Reproduce the entries word for word but drop every picture.
*** Opening of Exercise data ***
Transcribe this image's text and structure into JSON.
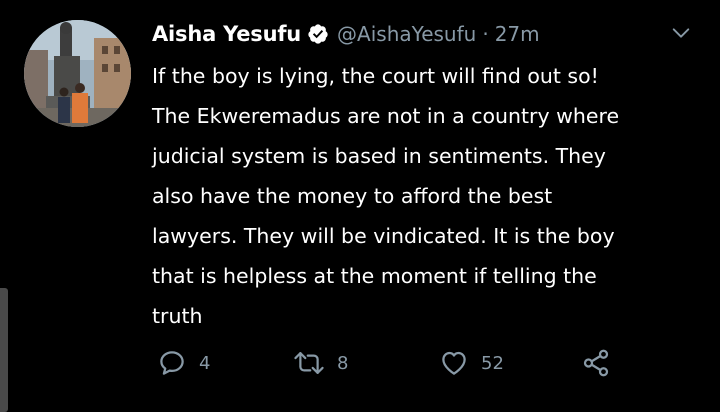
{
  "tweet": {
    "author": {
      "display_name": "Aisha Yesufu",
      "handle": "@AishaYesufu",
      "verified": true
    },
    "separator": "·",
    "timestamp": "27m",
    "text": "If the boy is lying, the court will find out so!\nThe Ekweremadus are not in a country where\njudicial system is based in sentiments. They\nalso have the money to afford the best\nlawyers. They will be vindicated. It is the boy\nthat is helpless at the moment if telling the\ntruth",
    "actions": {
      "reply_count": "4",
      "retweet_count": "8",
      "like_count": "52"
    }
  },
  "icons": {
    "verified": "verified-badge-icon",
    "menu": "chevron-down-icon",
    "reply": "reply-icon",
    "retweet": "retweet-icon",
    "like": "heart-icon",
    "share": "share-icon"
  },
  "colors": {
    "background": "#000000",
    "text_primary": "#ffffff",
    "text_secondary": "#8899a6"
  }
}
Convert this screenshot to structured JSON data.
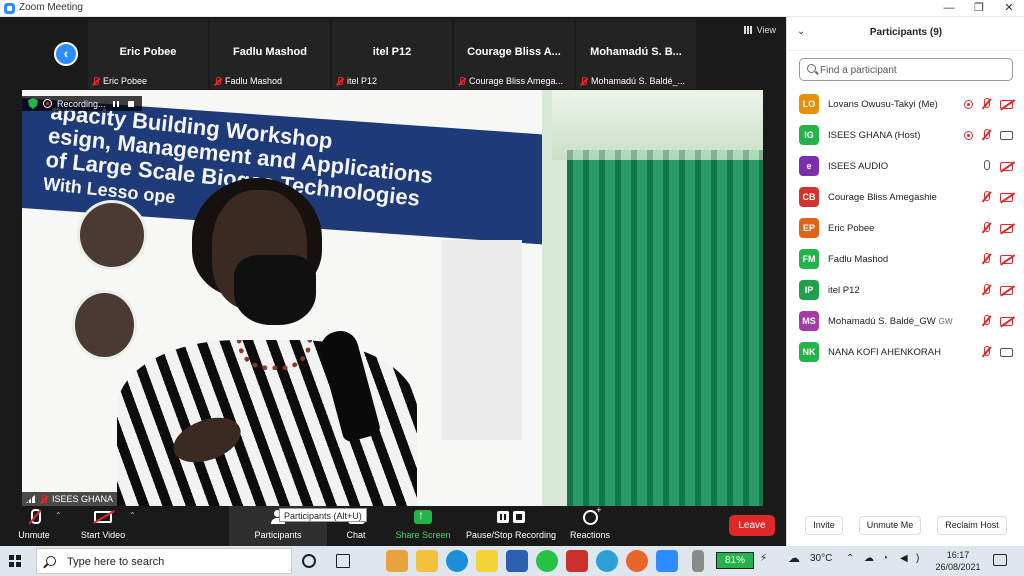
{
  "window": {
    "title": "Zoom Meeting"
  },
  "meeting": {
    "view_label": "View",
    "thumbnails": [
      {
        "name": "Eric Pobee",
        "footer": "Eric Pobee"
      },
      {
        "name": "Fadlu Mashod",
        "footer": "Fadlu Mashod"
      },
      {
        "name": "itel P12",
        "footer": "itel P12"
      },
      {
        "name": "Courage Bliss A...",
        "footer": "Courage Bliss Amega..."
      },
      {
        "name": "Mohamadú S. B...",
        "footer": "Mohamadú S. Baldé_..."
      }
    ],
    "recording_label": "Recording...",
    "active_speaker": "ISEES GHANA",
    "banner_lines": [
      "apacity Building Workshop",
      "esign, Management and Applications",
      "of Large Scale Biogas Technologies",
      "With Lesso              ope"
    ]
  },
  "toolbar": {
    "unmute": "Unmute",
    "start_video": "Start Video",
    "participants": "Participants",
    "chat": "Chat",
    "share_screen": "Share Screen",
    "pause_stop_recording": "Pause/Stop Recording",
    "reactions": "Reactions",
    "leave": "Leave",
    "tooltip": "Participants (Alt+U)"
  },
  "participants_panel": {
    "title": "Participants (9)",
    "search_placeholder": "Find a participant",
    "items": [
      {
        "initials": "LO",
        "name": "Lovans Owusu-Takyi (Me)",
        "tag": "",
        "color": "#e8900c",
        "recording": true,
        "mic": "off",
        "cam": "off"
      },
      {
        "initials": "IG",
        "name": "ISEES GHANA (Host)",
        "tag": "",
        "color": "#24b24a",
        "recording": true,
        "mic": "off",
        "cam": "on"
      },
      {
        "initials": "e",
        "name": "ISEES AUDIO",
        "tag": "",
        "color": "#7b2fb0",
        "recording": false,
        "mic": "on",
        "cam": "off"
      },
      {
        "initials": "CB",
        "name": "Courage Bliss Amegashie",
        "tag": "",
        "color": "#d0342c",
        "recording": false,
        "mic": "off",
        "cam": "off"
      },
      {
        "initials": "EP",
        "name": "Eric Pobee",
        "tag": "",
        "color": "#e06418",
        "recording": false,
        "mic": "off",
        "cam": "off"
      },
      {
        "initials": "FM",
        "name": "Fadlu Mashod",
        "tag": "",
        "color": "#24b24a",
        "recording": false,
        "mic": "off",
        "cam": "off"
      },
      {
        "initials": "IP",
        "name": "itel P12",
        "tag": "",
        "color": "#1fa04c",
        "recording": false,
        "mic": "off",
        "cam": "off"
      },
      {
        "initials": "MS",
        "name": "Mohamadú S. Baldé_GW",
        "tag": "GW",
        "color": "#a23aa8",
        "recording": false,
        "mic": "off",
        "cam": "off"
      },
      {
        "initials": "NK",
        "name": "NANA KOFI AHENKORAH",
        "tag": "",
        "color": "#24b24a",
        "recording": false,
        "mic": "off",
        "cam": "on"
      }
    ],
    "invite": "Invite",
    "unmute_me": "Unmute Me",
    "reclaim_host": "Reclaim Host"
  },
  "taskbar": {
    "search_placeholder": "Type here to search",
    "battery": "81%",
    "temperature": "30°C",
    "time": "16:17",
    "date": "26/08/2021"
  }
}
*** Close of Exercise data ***
*Completed task*.
Transcribe this image's text and structure into JSON.
{
  "tweet": {
    "author": {
      "display_name": "Aisha Yesufu",
      "handle": "@AishaYesufu",
      "verified": true
    },
    "separator": "·",
    "timestamp": "27m",
    "text": "If the boy is lying, the court will find out so!\nThe Ekweremadus are not in a country where\njudicial system is based in sentiments. They\nalso have the money to afford the best\nlawyers. They will be vindicated. It is the boy\nthat is helpless at the moment if telling the\ntruth",
    "actions": {
      "reply_count": "4",
      "retweet_count": "8",
      "like_count": "52"
    }
  },
  "icons": {
    "verified": "verified-badge-icon",
    "menu": "chevron-down-icon",
    "reply": "reply-icon",
    "retweet": "retweet-icon",
    "like": "heart-icon",
    "share": "share-icon"
  },
  "colors": {
    "background": "#000000",
    "text_primary": "#ffffff",
    "text_secondary": "#8899a6"
  }
}
Convert this screenshot to structured JSON data.
{
  "window": {
    "title": "Zoom Meeting"
  },
  "meeting": {
    "view_label": "View",
    "thumbnails": [
      {
        "name": "Eric Pobee",
        "footer": "Eric Pobee"
      },
      {
        "name": "Fadlu Mashod",
        "footer": "Fadlu Mashod"
      },
      {
        "name": "itel P12",
        "footer": "itel P12"
      },
      {
        "name": "Courage Bliss A...",
        "footer": "Courage Bliss Amega..."
      },
      {
        "name": "Mohamadú S. B...",
        "footer": "Mohamadú S. Baldé_..."
      }
    ],
    "recording_label": "Recording...",
    "active_speaker": "ISEES GHANA",
    "banner_lines": [
      "apacity Building Workshop",
      "esign, Management and Applications",
      "of Large Scale Biogas Technologies",
      "With Lesso              ope"
    ]
  },
  "toolbar": {
    "unmute": "Unmute",
    "start_video": "Start Video",
    "participants": "Participants",
    "chat": "Chat",
    "share_screen": "Share Screen",
    "pause_stop_recording": "Pause/Stop Recording",
    "reactions": "Reactions",
    "leave": "Leave",
    "tooltip": "Participants (Alt+U)"
  },
  "participants_panel": {
    "title": "Participants (9)",
    "search_placeholder": "Find a participant",
    "items": [
      {
        "initials": "LO",
        "name": "Lovans Owusu-Takyi (Me)",
        "tag": "",
        "color": "#e8900c",
        "recording": true,
        "mic": "off",
        "cam": "off"
      },
      {
        "initials": "IG",
        "name": "ISEES GHANA (Host)",
        "tag": "",
        "color": "#24b24a",
        "recording": true,
        "mic": "off",
        "cam": "on"
      },
      {
        "initials": "e",
        "name": "ISEES AUDIO",
        "tag": "",
        "color": "#7b2fb0",
        "recording": false,
        "mic": "on",
        "cam": "off"
      },
      {
        "initials": "CB",
        "name": "Courage Bliss Amegashie",
        "tag": "",
        "color": "#d0342c",
        "recording": false,
        "mic": "off",
        "cam": "off"
      },
      {
        "initials": "EP",
        "name": "Eric Pobee",
        "tag": "",
        "color": "#e06418",
        "recording": false,
        "mic": "off",
        "cam": "off"
      },
      {
        "initials": "FM",
        "name": "Fadlu Mashod",
        "tag": "",
        "color": "#24b24a",
        "recording": false,
        "mic": "off",
        "cam": "off"
      },
      {
        "initials": "IP",
        "name": "itel P12",
        "tag": "",
        "color": "#1fa04c",
        "recording": false,
        "mic": "off",
        "cam": "off"
      },
      {
        "initials": "MS",
        "name": "Mohamadú S. Baldé_GW",
        "tag": "GW",
        "color": "#a23aa8",
        "recording": false,
        "mic": "off",
        "cam": "off"
      },
      {
        "initials": "NK",
        "name": "NANA KOFI AHENKORAH",
        "tag": "",
        "color": "#24b24a",
        "recording": false,
        "mic": "off",
        "cam": "on"
      }
    ],
    "invite": "Invite",
    "unmute_me": "Unmute Me",
    "reclaim_host": "Reclaim Host"
  },
  "taskbar": {
    "search_placeholder": "Type here to search",
    "battery": "81%",
    "temperature": "30°C",
    "time": "16:17",
    "date": "26/08/2021"
  }
}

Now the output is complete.